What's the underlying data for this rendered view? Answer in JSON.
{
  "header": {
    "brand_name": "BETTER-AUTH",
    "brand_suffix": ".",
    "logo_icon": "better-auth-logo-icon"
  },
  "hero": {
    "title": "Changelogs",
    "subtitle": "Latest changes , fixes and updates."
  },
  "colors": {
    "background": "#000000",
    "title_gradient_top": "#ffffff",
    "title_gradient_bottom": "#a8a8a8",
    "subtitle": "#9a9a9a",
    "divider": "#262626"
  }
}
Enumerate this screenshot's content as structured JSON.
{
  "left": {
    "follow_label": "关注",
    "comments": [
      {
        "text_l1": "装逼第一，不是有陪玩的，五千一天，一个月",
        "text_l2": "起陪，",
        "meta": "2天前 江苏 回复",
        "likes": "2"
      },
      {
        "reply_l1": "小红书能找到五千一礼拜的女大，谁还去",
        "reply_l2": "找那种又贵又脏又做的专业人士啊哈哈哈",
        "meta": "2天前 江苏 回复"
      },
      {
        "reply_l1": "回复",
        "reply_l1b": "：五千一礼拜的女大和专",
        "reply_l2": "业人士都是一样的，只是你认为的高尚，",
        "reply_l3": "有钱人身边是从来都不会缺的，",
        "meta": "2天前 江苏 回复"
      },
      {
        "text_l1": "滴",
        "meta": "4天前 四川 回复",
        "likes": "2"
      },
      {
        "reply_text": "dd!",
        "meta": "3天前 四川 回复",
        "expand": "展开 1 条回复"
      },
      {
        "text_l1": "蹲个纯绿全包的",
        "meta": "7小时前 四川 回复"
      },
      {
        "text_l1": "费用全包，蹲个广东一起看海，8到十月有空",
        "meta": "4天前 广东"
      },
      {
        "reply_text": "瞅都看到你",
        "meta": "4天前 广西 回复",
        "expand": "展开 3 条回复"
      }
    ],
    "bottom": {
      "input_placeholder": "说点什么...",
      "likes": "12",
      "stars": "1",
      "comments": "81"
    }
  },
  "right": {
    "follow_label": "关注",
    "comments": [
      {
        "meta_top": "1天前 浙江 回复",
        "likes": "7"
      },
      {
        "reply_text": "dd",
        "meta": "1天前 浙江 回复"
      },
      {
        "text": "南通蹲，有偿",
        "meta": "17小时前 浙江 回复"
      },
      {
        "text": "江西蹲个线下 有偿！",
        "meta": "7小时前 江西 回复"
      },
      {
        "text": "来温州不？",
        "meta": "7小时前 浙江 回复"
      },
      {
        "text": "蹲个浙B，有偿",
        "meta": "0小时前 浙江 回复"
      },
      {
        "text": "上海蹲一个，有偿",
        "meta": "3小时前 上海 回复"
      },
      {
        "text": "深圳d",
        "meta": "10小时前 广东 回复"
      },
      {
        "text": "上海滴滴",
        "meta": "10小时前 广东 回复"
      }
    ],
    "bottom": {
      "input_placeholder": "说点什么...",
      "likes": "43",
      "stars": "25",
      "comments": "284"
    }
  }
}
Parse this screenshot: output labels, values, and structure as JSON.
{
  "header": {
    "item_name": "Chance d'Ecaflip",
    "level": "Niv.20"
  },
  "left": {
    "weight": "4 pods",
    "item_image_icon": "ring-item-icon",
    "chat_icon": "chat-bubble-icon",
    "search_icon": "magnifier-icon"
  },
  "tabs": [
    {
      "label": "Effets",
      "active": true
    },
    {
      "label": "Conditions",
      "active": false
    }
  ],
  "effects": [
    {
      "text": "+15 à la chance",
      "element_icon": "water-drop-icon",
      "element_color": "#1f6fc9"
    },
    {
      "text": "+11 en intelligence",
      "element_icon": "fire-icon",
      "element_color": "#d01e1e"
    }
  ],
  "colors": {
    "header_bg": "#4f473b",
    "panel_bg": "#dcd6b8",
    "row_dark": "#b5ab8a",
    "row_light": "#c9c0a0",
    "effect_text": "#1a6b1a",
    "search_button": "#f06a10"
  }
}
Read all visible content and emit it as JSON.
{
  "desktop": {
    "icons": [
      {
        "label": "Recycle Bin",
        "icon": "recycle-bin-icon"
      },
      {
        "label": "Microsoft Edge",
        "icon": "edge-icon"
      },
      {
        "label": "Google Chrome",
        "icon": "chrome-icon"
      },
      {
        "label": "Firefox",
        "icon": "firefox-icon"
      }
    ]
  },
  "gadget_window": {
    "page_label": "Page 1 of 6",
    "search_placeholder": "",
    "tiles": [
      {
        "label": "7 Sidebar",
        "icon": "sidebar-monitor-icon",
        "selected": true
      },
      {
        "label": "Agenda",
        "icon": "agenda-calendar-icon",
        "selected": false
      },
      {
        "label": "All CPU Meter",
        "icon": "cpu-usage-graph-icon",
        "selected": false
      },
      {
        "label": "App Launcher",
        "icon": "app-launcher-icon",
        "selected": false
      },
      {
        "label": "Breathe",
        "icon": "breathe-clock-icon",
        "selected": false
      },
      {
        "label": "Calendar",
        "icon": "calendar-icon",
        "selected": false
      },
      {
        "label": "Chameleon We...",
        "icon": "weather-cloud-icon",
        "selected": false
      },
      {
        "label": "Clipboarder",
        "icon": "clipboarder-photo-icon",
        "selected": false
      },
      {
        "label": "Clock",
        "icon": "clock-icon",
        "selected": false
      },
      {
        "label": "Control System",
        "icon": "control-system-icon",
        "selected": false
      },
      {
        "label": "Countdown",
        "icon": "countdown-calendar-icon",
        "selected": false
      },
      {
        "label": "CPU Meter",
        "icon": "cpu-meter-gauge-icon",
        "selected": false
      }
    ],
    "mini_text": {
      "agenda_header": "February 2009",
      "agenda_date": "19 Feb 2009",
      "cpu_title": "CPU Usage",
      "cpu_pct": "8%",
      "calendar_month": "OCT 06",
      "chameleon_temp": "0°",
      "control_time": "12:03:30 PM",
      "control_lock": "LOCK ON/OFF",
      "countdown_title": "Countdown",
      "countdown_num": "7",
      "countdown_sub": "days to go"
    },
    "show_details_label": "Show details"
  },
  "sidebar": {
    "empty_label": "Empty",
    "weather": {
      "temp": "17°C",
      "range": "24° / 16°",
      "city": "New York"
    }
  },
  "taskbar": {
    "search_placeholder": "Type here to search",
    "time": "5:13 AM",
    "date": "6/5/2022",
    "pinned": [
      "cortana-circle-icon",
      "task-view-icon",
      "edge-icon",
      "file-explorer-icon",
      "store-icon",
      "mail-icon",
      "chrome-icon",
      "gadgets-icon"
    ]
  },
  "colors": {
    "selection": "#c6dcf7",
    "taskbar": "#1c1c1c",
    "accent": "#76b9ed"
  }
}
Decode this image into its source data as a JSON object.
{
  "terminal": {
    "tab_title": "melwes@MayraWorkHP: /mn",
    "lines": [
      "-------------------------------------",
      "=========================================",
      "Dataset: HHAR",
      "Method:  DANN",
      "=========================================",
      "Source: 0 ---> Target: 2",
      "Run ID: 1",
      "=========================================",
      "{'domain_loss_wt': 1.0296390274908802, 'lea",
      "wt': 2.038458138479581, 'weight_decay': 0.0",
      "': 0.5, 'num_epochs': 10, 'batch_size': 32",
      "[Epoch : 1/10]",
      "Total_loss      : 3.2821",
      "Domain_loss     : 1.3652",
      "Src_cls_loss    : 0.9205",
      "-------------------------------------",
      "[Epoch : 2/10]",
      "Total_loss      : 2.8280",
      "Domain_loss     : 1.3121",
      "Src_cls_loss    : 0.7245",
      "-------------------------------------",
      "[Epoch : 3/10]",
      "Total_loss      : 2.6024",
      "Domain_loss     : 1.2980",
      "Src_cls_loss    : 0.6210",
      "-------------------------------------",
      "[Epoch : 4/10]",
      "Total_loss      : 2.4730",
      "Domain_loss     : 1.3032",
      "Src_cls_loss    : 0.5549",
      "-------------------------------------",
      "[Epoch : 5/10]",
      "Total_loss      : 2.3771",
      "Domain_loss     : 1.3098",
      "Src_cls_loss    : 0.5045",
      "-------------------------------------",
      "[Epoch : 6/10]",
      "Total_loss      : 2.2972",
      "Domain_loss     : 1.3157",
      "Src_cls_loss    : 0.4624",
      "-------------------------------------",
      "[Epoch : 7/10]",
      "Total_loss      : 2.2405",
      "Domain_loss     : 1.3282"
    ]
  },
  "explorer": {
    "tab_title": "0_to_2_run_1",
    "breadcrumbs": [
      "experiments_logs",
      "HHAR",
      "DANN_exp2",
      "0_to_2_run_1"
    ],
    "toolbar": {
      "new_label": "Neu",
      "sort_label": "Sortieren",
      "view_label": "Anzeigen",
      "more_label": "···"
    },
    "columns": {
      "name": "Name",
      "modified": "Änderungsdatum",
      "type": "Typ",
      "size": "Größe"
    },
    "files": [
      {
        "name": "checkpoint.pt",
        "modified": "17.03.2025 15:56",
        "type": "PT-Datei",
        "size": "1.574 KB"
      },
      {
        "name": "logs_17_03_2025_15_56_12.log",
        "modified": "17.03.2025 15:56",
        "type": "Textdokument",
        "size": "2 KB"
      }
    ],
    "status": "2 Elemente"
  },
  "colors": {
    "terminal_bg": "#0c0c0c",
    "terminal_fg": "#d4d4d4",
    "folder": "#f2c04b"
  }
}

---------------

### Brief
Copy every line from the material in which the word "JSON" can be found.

### Reply to the task
What's the underlying data for this rendered view? Answer in JSON.
Enumerate this screenshot's content as structured JSON.
Parse this screenshot: output labels, values, and structure as JSON.
Read all visible content and emit it as JSON.
Decode this image into its source data as a JSON object.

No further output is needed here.